▶ **The task**
For each line below that contains the word "fast", return that line.

Extracted records:
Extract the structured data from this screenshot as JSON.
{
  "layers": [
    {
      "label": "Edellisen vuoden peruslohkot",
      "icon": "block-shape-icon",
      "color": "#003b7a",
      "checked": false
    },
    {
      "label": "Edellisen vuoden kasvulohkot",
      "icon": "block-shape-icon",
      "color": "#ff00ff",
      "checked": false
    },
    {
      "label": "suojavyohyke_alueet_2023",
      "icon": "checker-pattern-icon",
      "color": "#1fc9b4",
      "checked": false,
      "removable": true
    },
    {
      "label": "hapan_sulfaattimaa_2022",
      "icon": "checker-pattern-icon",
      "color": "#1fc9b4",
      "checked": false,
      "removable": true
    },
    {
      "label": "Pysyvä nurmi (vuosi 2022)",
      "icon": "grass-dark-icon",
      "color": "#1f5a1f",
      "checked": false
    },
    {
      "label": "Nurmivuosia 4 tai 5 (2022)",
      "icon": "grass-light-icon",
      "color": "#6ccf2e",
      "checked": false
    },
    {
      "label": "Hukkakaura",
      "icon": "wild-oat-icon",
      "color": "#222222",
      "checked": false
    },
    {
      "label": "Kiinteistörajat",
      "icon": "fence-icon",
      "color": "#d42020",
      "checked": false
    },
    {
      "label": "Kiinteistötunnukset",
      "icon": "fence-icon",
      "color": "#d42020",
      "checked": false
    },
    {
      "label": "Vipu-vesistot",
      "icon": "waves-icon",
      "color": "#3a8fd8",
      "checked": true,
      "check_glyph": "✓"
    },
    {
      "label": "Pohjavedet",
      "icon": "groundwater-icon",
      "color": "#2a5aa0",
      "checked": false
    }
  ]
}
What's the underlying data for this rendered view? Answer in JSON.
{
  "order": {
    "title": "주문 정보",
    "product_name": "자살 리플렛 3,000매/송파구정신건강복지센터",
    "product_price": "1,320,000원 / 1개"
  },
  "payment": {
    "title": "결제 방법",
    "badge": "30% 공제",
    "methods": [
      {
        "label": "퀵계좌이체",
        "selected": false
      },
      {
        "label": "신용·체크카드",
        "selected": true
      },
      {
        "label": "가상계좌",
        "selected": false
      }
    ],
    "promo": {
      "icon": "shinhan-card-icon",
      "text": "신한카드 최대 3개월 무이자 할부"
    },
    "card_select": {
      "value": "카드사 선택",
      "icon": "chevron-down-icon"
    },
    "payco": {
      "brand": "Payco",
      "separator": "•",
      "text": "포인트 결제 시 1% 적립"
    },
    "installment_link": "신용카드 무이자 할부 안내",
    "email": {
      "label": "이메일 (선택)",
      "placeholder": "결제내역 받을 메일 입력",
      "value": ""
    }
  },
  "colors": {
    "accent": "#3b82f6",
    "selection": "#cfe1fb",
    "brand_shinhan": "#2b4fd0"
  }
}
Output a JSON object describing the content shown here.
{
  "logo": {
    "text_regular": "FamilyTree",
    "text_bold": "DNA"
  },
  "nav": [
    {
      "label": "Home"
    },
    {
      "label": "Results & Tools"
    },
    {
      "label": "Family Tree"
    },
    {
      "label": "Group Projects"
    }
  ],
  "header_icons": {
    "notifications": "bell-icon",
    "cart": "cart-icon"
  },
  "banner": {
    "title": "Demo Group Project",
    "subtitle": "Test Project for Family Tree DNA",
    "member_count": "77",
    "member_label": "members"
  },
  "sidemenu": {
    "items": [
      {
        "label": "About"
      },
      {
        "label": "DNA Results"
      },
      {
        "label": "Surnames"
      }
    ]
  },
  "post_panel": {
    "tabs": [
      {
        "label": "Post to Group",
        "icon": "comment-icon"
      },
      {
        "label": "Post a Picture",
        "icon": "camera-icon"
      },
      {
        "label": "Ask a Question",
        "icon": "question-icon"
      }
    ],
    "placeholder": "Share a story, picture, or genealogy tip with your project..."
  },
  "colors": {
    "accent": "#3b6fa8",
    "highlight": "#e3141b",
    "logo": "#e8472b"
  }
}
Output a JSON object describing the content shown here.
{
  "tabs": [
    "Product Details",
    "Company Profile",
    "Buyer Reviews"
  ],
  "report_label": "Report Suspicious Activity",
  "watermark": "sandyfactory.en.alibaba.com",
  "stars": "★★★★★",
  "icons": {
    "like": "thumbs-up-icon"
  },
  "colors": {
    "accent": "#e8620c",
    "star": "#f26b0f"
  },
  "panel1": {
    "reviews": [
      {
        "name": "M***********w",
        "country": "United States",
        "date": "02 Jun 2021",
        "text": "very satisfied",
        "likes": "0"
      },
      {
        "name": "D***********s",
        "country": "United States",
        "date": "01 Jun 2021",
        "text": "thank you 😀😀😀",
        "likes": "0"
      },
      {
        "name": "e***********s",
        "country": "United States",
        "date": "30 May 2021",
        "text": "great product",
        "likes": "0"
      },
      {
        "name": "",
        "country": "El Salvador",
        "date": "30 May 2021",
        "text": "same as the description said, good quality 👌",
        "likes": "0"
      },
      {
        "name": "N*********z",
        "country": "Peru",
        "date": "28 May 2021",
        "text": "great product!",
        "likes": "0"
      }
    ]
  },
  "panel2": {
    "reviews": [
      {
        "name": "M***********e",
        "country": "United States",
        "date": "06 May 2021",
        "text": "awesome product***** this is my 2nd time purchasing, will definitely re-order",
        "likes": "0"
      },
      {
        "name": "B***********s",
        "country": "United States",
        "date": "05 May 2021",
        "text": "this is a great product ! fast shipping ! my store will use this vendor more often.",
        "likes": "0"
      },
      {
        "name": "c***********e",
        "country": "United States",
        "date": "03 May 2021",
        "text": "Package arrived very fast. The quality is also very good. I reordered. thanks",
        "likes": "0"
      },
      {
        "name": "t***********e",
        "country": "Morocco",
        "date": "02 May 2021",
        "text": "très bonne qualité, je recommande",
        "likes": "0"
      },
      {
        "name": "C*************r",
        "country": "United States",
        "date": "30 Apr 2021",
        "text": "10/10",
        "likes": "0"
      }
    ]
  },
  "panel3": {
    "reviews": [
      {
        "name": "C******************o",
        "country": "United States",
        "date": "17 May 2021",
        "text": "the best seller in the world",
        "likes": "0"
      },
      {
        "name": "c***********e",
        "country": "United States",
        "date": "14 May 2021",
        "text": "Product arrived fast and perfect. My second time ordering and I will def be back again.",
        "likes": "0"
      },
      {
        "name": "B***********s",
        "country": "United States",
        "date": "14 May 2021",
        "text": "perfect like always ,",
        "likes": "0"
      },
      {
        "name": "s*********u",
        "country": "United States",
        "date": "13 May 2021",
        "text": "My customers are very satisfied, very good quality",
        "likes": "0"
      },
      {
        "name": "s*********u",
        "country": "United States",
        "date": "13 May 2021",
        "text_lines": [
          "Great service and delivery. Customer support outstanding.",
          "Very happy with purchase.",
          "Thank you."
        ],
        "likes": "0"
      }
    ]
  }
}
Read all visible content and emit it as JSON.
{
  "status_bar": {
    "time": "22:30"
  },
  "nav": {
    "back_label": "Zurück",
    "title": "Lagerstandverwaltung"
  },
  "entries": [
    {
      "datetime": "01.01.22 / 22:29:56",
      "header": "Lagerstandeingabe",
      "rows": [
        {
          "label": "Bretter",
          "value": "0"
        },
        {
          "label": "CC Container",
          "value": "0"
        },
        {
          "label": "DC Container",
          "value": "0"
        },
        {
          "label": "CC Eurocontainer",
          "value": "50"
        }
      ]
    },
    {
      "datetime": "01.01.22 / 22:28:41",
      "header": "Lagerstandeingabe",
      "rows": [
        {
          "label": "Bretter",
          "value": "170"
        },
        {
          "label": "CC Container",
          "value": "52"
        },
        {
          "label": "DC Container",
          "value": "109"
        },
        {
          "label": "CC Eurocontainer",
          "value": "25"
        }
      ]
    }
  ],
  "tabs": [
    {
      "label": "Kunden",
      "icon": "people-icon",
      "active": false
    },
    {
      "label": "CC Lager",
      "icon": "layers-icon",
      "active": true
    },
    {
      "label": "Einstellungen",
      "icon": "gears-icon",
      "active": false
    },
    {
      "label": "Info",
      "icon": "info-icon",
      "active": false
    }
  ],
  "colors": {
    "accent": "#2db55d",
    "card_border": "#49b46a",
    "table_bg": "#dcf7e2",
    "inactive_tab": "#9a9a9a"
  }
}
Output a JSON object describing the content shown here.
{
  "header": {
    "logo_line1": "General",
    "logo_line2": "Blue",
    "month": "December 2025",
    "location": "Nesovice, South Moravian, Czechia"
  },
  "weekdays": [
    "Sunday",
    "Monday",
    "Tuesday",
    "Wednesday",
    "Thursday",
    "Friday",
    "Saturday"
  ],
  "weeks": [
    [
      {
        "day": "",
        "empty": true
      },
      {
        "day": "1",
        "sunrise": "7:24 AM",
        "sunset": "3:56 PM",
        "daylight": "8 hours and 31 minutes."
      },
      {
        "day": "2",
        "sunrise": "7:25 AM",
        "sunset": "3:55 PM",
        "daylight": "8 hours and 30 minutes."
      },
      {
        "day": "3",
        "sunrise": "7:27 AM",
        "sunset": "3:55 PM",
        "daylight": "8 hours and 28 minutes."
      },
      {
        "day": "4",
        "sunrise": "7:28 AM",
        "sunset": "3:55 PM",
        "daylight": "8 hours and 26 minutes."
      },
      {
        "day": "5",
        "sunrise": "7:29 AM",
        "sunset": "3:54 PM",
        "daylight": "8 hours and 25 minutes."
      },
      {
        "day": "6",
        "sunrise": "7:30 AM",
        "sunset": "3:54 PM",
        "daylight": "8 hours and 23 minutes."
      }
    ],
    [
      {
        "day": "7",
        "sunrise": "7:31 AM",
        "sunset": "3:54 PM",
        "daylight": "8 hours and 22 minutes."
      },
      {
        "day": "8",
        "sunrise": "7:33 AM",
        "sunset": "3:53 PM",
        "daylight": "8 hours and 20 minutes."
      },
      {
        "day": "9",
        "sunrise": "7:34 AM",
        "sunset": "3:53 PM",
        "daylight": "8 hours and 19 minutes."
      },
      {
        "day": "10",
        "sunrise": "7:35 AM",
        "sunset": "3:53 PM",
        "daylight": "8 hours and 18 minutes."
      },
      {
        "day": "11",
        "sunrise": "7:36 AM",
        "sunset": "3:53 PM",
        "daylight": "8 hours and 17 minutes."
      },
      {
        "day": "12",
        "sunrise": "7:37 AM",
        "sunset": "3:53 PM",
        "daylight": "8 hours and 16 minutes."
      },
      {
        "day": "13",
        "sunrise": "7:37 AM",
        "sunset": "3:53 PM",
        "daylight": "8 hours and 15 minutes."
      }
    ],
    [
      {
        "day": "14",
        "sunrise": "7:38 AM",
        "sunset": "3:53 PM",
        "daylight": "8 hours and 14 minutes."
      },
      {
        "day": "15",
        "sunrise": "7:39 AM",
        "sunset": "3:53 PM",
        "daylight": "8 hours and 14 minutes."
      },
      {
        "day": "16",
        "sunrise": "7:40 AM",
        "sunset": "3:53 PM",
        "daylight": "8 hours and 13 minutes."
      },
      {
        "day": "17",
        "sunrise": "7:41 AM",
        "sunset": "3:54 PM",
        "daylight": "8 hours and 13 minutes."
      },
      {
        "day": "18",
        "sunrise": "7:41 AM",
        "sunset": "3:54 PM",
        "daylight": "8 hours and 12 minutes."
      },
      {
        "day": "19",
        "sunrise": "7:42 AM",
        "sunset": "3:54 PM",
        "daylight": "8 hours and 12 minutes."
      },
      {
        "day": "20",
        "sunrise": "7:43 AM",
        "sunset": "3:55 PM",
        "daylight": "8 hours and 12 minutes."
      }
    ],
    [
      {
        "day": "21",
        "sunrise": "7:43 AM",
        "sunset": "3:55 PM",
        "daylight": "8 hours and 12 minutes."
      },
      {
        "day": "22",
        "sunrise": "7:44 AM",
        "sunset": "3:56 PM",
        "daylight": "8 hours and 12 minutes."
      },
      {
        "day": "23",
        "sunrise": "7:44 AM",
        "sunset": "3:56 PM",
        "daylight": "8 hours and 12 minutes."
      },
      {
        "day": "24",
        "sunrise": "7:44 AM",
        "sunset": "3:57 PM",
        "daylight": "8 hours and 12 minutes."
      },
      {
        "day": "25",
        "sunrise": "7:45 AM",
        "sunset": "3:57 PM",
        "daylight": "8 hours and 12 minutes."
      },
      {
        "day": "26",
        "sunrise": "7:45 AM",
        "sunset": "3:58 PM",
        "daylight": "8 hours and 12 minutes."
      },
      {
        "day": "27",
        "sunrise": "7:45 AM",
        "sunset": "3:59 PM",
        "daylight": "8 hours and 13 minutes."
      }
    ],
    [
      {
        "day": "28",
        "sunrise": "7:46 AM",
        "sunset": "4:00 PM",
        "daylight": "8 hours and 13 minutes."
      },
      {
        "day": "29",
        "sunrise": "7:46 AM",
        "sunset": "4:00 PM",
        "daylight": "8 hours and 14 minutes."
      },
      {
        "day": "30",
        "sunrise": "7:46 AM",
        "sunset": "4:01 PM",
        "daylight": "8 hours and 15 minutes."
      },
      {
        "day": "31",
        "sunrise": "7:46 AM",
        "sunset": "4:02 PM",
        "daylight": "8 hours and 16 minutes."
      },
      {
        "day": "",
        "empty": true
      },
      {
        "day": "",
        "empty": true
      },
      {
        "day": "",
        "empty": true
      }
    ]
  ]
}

▶ **Your solution**
        "text": "this is a great product ! fast shipping ! my store will use this vendor more often.",
        "text": "Package arrived very fast. The quality is also very good. I reordered. thanks",
        "text": "Product arrived fast and perfect. My second time ordering and I will def be back again.",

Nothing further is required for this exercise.